Titan’s thick atmosphere is filled with complex organic molecules that can clump together and fall to the moon’s surface like snow. Sintin Yu Researchers at the University of Texas at San Antonio thought that snow could be the cause of the magical islands. To test their idea, they took advantage of what we know about these atmospheric compounds and how they are expected to interact with Titan’s oceans.
Titan’s liquid is methane, not water, so any solids on the surface of these oceans would normally be expected to sink quickly. Water molecules tend to stick together and displace other substances, but methane easily sticks to other molecules, so the surface tension of a pool of liquid methane is very low.
“Water molecules just love themselves by excluding certain molecules,” he says. michael marasca from NASA’s Jet Propulsion Laboratory in California was not involved in the study. “But if you put methane on the same surface, it’ll start crawling all over the place.” That means Titan’s methane oceans and lakes should immediately swallow up any solids that are expected to float. It means that.
But that clearly won’t happen on the magical island, which appeared as a temporary bright spot in observations from the Cassini spacecraft. “For us to see magical islands, they cannot float briefly and then immediately sink,” Yu said in the paper. statement. “You have to stay afloat for a while, but not forever.” Researchers have found a solution to this problem. When large amounts of snow accumulate on the coast, they can form sponge-like, porous ice. Once these porous “icebergs” separated from the land, they could float in Titan’s oceans for long enough to rival Cassini’s observations. The researchers calculated that this would work if the sponge-like structure contained enough free space (at least about 25 to 50 percent, depending on the exact composition of the ice).

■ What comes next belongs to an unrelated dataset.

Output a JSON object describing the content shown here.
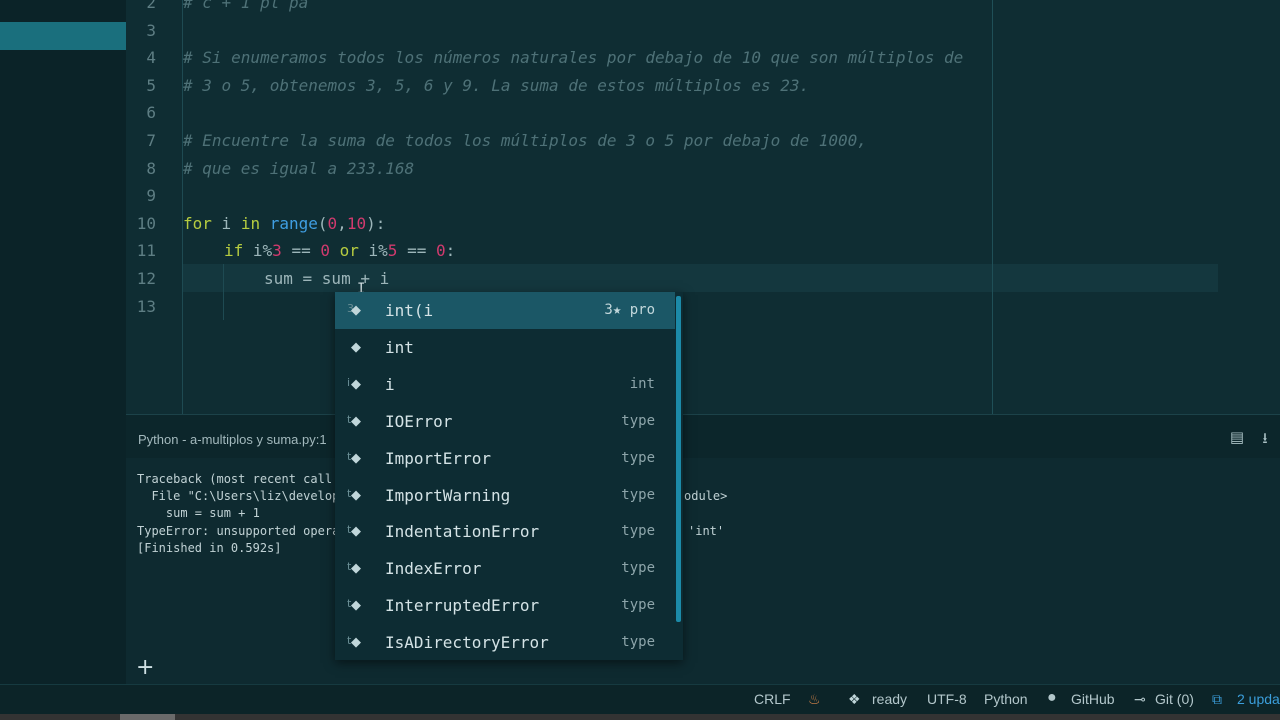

However, this does not mean that these mysterious islands are definitely porous icebergs. “We’re narrowing down different scenarios for the magical island, but we don’t know the answer yet,” Malasca says. Other possible explanations include nitrogen gas bubbles, waves caused by wind or solid ocean deposits. However, this provides evidence that Titan’s temporary islands may actually be suspended matter from this strange world’s atmosphere.